After nearly 50 years Jolly Roger wrote his sequel to Pickle-Chiffon Pie: Here’s the tale of a fourteenth-century Olympics, with sports like dragon wrestling and the 100-yard moat swim, in which the victor wins the hand of a fair princess — along with a surprise ending!
I, King Rupert Pickle XIV, hereby declare that all the characters and events chronicled in this tale are true and authentic. All the people portrayed by the author lived at the time of the Pickle-Chiffon Pie Olympics held in June of 1348.
The Olympic events reported in the story (dragon wrestling, the giant climb, the moat swim, etc.) actually took place and the winners accurately reported herein. None of the names were changed, nor were locations altered.
I have affixed my royal seal and do hereby attest to the accuracy of this statement. (Well, sort of.)
Hornbook Guide to Children (07/01/2011)
This decades-later sequel to Pickle-Chiffon Pie has a king insisting that his daughter marry not her beloved but the winner of a contest named for the castle delicacy. Part William Steig and part Monty Python (“the ten-mile bicycle race [was] made harder by the fact that bicycles hadn’t been invented yet”), this hilariously illustrated farce doesn’t even need the gross-sounding-pie motif. (Copyright 2011 by The Horn Book, Incorporated, Boston.
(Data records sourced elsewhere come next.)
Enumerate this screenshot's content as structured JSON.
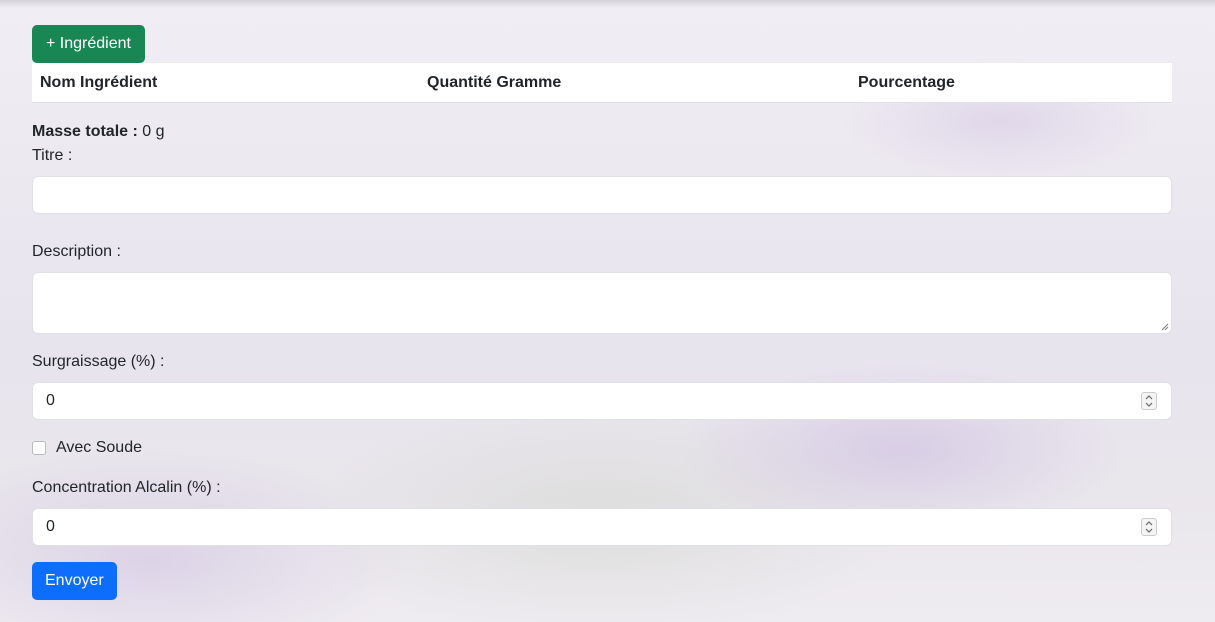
{
  "toolbar": {
    "add_ingredient_label": "+ Ingrédient"
  },
  "table": {
    "headers": [
      "Nom Ingrédient",
      "Quantité Gramme",
      "Pourcentage"
    ],
    "rows": []
  },
  "summary": {
    "total_mass_label": "Masse totale :",
    "total_mass_value": "0 g"
  },
  "form": {
    "title_label": "Titre :",
    "title_value": "",
    "description_label": "Description :",
    "description_value": "",
    "surgraissage_label": "Surgraissage (%) :",
    "surgraissage_value": "0",
    "soude_label": "Avec Soude",
    "soude_checked": false,
    "alcalin_label": "Concentration Alcalin (%) :",
    "alcalin_value": "0",
    "submit_label": "Envoyer"
  },
  "colors": {
    "add_button": "#198754",
    "submit_button": "#0d6efd"
  }
}
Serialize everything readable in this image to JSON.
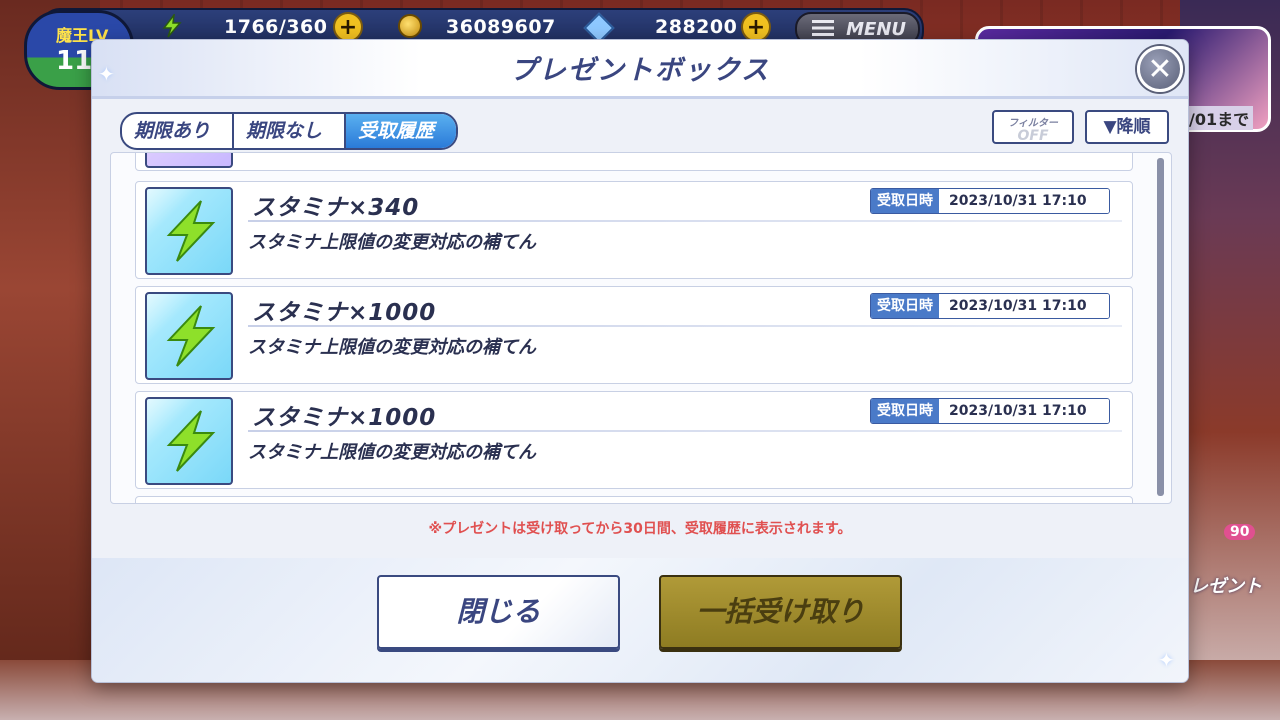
{
  "hud": {
    "level_label": "魔王LV",
    "level_value": "11",
    "stamina": "1766/360",
    "coins": "36089607",
    "gems": "288200",
    "menu_label": "MENU"
  },
  "banner": {
    "gacha_date": "/01まで"
  },
  "dialog": {
    "title": "プレゼントボックス",
    "close_glyph": "✕",
    "tabs": [
      {
        "label": "期限あり",
        "active": false
      },
      {
        "label": "期限なし",
        "active": false
      },
      {
        "label": "受取履歴",
        "active": true
      }
    ],
    "filter": {
      "label": "フィルター",
      "state": "OFF"
    },
    "sort": {
      "label": "▼降順"
    },
    "items": [
      {
        "name": "スタミナ×340",
        "description": "スタミナ上限値の変更対応の補てん",
        "received_label": "受取日時",
        "received_at": "2023/10/31 17:10",
        "icon": "stamina-bolt-icon"
      },
      {
        "name": "スタミナ×1000",
        "description": "スタミナ上限値の変更対応の補てん",
        "received_label": "受取日時",
        "received_at": "2023/10/31 17:10",
        "icon": "stamina-bolt-icon"
      },
      {
        "name": "スタミナ×1000",
        "description": "スタミナ上限値の変更対応の補てん",
        "received_label": "受取日時",
        "received_at": "2023/10/31 17:10",
        "icon": "stamina-bolt-icon"
      }
    ],
    "note": "※プレゼントは受け取ってから30日間、受取履歴に表示されます。",
    "buttons": {
      "close": "閉じる",
      "receive_all": "一括受け取り"
    }
  },
  "side": {
    "present_count": "90",
    "present_label": "レゼント"
  },
  "colors": {
    "accent": "#3a4680",
    "active_tab": "#2a7ad8",
    "stamina_icon": "#8ee02a",
    "note": "#e05050",
    "receive_all_bg": "#9e8a2c"
  }
}
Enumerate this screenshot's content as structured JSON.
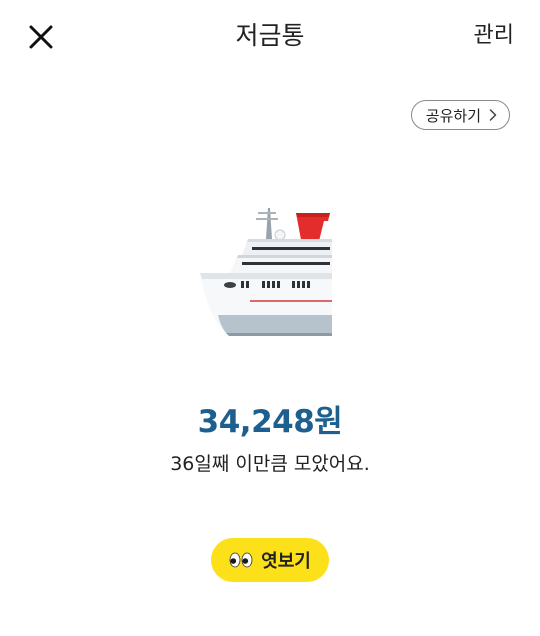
{
  "header": {
    "title": "저금통",
    "manage_label": "관리",
    "close_icon": "close-icon"
  },
  "share": {
    "label": "공유하기",
    "icon": "chevron-right-icon"
  },
  "main": {
    "image_icon": "ship-icon",
    "amount": "34,248원",
    "subtext": "36일째 이만큼 모았어요.",
    "peek_label": "엿보기",
    "peek_icon": "eyes-icon"
  },
  "colors": {
    "amount": "#1d5f8f",
    "peek_button": "#fce11a"
  }
}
All rights reserved.)
School Library Journal 7/2011
PreS-Gr 2. In this sequel to Bradfield’s fanciful Pickle-Chiffon Pie, Princess Sierra returns home from Princess College with designs to marry cute Prince Charminger. Thinking that curly hair and dimples are no basis for choosing a husband, her father decides to hold the Pickle-Chiffon Pie Olympics. Whoever emerges as the winner of the 10-day athletic competition will marry his daughter. Vowing to drown herself in the moat if she is not allowed to marry the man of her choice, Sierra storms off to stay with Aunt Venetia. Meanwhile, several eligible men, including mean Baron Brotwurst, brawny Peter Picklepicker, and a mysterious knight in black armor, compete in events such as the horseshoe toss (with the horse still attached), the giant climb, the 10-mile bicycle race (minus the bicycles, which have not yet been invented), and, of course, the discus-throw, using pickle-chiffon pies. Bradfield’s outlandish story moves along at a brisk pace until the strong-willed princess eventually gets her way. Bright, splotchy pen-and-ink drawings follow the lighthearted story. Overall, a fun additional purchase. —Martha Simpson, Stratford Library Association, CT